Oh the Outrage! Representing Poverty in India
I've not posted on the bankruptcy of fashion photography for some time. And I thought I might let the latest round of despicable behavior go without comment. Unfortunately, the situation is too egregious to skip over.
The most recent fracas has been generated by the August issue of Vogue (India) which subjected readers to a sixteen page photo spread depicting average Indians (the average income is $1.25 per day according to the World Bank) posing with this or that outrageously expensive fashion accessory.
The spread seems to have strained the bounds even of journalistic objectivity. In this story, carried in the Business section of The New York Times (and where you can find some examples of the Vogue spread) the reporter clearly has a difficult time suppressing her disbelief. And this report in The Independent makes the editor - Ms. Priya Tanna, pictured above - who commissioned and published the shoot seem especially obtuse. Her response to criticisms? According to press accounts she advised critics to "lighten up" in the course of fatuous attempts to rationalize her very poor judgment.
The problem, of course, is that Vogue India hardly is exceptional. When in The Guardian we are asked "Is This the Most Tasteless Fashion Shoot Ever?" I really am not sure how to make sense of the question. The columnist, Jess Cartner-Morley, offers this well-deserved, explicit condemnation while managing, of course, to partition the fact that she makes her own living reporting on the 'fashion beat,' thereby lending credibility and visibility to the industry whose 'excesses' she condemns. In the process Cartner-Morley recalls work by the porcine Steve Meisel about which I have posted here and here and here. And she calls attention too to the photo spread in the U.S. version of Vogue last spring that depicts Keira Knightly, among other things, cavorting with young Kenyan boys. At least this spread draped the ridiculously expensive fashions on the skinny white girl and not on the Africans.
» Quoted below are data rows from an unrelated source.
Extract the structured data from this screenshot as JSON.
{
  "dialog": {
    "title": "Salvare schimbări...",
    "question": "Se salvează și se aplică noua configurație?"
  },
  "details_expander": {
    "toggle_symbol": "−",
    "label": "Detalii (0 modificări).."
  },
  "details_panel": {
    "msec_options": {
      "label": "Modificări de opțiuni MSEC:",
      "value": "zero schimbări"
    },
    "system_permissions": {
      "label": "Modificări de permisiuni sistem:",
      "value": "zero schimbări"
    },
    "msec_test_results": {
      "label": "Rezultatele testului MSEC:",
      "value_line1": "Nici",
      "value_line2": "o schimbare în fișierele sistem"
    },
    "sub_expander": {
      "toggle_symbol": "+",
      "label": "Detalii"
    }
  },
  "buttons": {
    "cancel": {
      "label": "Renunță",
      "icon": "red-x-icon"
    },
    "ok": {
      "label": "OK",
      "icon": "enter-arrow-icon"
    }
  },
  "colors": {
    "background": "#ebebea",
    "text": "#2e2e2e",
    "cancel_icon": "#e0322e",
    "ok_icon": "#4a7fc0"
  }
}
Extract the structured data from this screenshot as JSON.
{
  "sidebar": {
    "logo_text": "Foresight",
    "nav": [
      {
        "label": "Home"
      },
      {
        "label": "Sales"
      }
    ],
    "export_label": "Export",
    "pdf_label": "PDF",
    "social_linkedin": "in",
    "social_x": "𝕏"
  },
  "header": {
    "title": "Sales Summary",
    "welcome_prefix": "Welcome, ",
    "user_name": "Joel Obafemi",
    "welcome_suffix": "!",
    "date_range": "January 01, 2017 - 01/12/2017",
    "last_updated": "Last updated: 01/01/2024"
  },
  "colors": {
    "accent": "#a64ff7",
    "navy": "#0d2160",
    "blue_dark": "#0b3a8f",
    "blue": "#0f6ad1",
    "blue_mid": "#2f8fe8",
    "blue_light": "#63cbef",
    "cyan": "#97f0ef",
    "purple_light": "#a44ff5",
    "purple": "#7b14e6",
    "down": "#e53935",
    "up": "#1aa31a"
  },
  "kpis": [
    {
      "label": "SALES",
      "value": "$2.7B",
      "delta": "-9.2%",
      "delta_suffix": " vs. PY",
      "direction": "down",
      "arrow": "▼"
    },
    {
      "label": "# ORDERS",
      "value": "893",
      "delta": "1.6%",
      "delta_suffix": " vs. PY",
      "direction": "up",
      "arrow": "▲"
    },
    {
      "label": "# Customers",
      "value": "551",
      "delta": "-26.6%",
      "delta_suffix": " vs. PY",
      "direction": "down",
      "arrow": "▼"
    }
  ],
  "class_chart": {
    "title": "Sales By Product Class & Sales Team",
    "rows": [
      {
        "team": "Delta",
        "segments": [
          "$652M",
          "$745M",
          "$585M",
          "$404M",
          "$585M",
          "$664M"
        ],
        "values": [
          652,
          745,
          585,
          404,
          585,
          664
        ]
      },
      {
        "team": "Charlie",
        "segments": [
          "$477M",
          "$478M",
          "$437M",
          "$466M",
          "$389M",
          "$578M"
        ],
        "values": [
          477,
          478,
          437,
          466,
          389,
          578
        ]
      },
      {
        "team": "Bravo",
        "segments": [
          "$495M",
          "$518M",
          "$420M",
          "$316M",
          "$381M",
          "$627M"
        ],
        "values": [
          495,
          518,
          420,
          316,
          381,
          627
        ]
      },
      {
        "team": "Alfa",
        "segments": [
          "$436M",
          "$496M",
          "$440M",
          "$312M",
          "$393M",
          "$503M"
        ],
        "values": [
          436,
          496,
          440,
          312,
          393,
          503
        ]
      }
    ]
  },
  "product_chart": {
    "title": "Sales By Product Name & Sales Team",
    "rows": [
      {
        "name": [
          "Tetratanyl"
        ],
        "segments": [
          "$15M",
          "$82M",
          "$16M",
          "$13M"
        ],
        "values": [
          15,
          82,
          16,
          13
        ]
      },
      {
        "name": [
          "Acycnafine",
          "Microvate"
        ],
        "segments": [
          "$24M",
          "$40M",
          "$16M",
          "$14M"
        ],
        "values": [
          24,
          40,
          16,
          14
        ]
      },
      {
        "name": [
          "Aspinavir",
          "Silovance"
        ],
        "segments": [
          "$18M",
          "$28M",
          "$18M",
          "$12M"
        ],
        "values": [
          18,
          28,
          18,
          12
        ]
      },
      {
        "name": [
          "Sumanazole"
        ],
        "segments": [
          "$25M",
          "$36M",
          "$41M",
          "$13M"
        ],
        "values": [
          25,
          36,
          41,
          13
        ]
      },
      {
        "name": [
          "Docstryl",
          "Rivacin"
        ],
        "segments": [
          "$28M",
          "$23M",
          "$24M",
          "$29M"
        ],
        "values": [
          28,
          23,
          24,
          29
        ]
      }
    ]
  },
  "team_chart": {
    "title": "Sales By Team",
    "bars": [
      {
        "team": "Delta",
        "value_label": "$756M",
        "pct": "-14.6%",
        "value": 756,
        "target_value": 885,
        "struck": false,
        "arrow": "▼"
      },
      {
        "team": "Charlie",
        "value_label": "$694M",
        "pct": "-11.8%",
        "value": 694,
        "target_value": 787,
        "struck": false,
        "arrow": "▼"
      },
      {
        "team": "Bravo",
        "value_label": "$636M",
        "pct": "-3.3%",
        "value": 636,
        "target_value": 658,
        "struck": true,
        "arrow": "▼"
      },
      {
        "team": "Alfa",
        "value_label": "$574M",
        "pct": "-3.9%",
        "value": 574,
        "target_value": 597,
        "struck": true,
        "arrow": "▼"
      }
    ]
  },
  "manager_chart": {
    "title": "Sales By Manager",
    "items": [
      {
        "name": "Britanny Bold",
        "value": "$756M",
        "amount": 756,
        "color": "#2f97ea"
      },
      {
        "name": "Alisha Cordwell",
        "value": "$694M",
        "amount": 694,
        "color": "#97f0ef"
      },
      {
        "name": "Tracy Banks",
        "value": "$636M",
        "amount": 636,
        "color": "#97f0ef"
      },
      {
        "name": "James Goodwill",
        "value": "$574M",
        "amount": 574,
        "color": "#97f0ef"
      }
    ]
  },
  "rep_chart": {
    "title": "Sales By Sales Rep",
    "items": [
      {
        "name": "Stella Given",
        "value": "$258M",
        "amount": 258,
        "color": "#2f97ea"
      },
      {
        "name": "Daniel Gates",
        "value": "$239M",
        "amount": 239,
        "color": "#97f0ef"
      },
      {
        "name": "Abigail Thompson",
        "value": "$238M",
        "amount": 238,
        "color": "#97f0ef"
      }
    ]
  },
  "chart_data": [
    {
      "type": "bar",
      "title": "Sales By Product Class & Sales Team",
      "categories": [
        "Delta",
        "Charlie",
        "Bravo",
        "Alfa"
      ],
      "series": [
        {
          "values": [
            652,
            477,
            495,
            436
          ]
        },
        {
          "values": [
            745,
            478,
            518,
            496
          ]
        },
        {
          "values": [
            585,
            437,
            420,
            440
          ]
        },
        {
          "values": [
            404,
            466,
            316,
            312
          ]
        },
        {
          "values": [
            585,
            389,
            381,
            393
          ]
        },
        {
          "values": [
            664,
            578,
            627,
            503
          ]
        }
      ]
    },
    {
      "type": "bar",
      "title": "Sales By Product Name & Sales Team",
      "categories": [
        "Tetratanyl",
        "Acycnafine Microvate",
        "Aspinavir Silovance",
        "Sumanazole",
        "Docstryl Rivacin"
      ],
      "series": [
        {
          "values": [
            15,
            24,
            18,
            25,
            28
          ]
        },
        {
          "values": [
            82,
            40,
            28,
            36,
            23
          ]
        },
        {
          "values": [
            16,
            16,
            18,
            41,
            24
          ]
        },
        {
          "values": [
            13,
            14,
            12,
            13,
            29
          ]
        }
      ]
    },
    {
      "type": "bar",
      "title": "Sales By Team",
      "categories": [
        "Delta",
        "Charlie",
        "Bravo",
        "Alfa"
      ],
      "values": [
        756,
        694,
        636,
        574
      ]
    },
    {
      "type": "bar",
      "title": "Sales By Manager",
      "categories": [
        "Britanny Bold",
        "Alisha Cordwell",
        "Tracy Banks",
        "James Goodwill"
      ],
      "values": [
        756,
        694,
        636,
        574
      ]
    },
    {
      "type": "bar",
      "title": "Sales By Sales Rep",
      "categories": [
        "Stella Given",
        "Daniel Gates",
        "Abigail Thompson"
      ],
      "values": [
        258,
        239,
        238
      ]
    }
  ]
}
Of course, by pointing out how Cartner-Morley is complicit in all this - and let's face it, the difference between the imagery she finds offensive and the general run of fashion and glamour and celebrity photography she regularly discusses is slight, at best   - I risk inviting the sort of shallow 'we are all complicit because everything-is-connected-to-everything' rationalization some defenders of Vogue India have trotted out.
But to say that because in global markets we all are connected and so decry as hypocrisy of those who criticize bad behavior misses the point. There is a difference between pushing sub-prime, ballooning mortgages on unsuspecting home buyers and writing standard 30 year fixed rate financing. So too, there is a difference between selling fashion accessories (although a $10,ooo handbag? please!*) and selling them on the backs of individuals sunk in dire poverty. Of course, Ms. Tanna is at pains to establish that the individuals in the photographs were paid, she declines to say how much. I doubt they received even a tiny fraction, say, of the sum Ms. Knightly made. Why?
Defenders of Vogue India ask resentfully if we critics are unaware that there are really poor people in India. That surely is jejune. Those who are oblivious in all this seem to be the Vogue editors (not just the obtuse Ms. Tanna, but those responsible for the other examples I note above too). The critics are aware that what is at issue is not simply material deprivation. Of course, there will always be inequality. We are not dim. But there need not be extreme material deprivation. Moreover, as crucially important as material well-being is, what is at stake here is humiliation and cruelty. The individuals in the photographs might not quite grasp the cruel, humiliating implications of the Vogue photographs (although I would not want to pre-judge that), but virtually every relatively well-off reader of Vogue surely should be able to do so. How condescending are these images? "Oh, look at the poor woman and child! How fortunate that the baby can wear that charming bib!" The consequences of so cavalierly displaying such attitudes in any society are immense. That the folks at Vogue, as well as many of their readers and sycophants, seem unable to grasp that fact is truly disturbing.
* Here is an idea. Designing in a situation where price apparently is no object is easy. The fashionistas ought to try designing attractive, decent clothing and so forth under some realistic price constraint. That might test their skills.